> _ABOUT THIS EXERCISE_
Set the data down again, exactly as it reads, but without the pictures.
• • • • •
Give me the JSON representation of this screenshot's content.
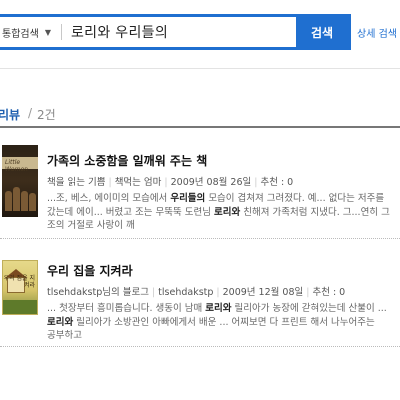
{
  "search": {
    "scope_label": "통합검색",
    "scope_chevron": "▼",
    "query": "로리와 우리들의",
    "button_label": "검색",
    "detail_link": "상세 검색"
  },
  "section": {
    "title": "리뷰",
    "separator": "/",
    "count": "2건"
  },
  "reviews": [
    {
      "title": "가족의 소중함을 일깨워 주는 책",
      "author": "책을 읽는 기쁨",
      "blog": "책먹는 엄마",
      "date": "2009년 08월 26일",
      "recommend": "추천 : 0",
      "snippet": [
        {
          "pre": "...조, 베스, 에이미의 모습에서 ",
          "hl": "우리들의",
          "post": " 모습이 겹쳐져 그려졌다. 예... 없다는 저주를"
        },
        {
          "pre": "갔는데 에이... 버렸고 조는 무뚝뚝 도련님 ",
          "hl": "로리와",
          "post": " 친해져 가족처럼 지냈다. 그...연히 그"
        },
        {
          "pre": "조의 거절로 사랑이 깨",
          "hl": "",
          "post": ""
        }
      ],
      "cover_caption": "Little Women"
    },
    {
      "title": "우리 집을 지켜라",
      "author": "tlsehdakstp님의 블로그",
      "blog": "tlsehdakstp",
      "date": "2009년 12월 08일",
      "recommend": "추천 : 0",
      "snippet": [
        {
          "pre": "... 첫장부터 흥미롭습니다. 생동이 남매 ",
          "hl": "로리와",
          "post": " 릴리아가 농장에 갇혀있는데 산불이 ..."
        },
        {
          "pre": "",
          "hl": "로리와",
          "post": " 릴리아가 소방관인 아빠에게서 배운 ... 어찌보면 다 프린트 해서 나누어주는"
        },
        {
          "pre": "공부하고",
          "hl": "",
          "post": ""
        }
      ],
      "cover_caption": "우리 집을 지켜라"
    }
  ],
  "colors": {
    "accent": "#1f6fd0",
    "section_title": "#2060b0"
  }
}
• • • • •
> _ANSWER SECTION_
Give me the JSON representation of this screenshot's content.
{
  "search": {
    "scope_label": "통합검색",
    "scope_chevron": "▼",
    "query": "로리와 우리들의",
    "button_label": "검색",
    "detail_link": "상세 검색"
  },
  "section": {
    "title": "리뷰",
    "separator": "/",
    "count": "2건"
  },
  "reviews": [
    {
      "title": "가족의 소중함을 일깨워 주는 책",
      "author": "책을 읽는 기쁨",
      "blog": "책먹는 엄마",
      "date": "2009년 08월 26일",
      "recommend": "추천 : 0",
      "snippet": [
        {
          "pre": "...조, 베스, 에이미의 모습에서 ",
          "hl": "우리들의",
          "post": " 모습이 겹쳐져 그려졌다. 예... 없다는 저주를"
        },
        {
          "pre": "갔는데 에이... 버렸고 조는 무뚝뚝 도련님 ",
          "hl": "로리와",
          "post": " 친해져 가족처럼 지냈다. 그...연히 그"
        },
        {
          "pre": "조의 거절로 사랑이 깨",
          "hl": "",
          "post": ""
        }
      ],
      "cover_caption": "Little Women"
    },
    {
      "title": "우리 집을 지켜라",
      "author": "tlsehdakstp님의 블로그",
      "blog": "tlsehdakstp",
      "date": "2009년 12월 08일",
      "recommend": "추천 : 0",
      "snippet": [
        {
          "pre": "... 첫장부터 흥미롭습니다. 생동이 남매 ",
          "hl": "로리와",
          "post": " 릴리아가 농장에 갇혀있는데 산불이 ..."
        },
        {
          "pre": "",
          "hl": "로리와",
          "post": " 릴리아가 소방관인 아빠에게서 배운 ... 어찌보면 다 프린트 해서 나누어주는"
        },
        {
          "pre": "공부하고",
          "hl": "",
          "post": ""
        }
      ],
      "cover_caption": "우리 집을 지켜라"
    }
  ],
  "colors": {
    "accent": "#1f6fd0",
    "section_title": "#2060b0"
  }
}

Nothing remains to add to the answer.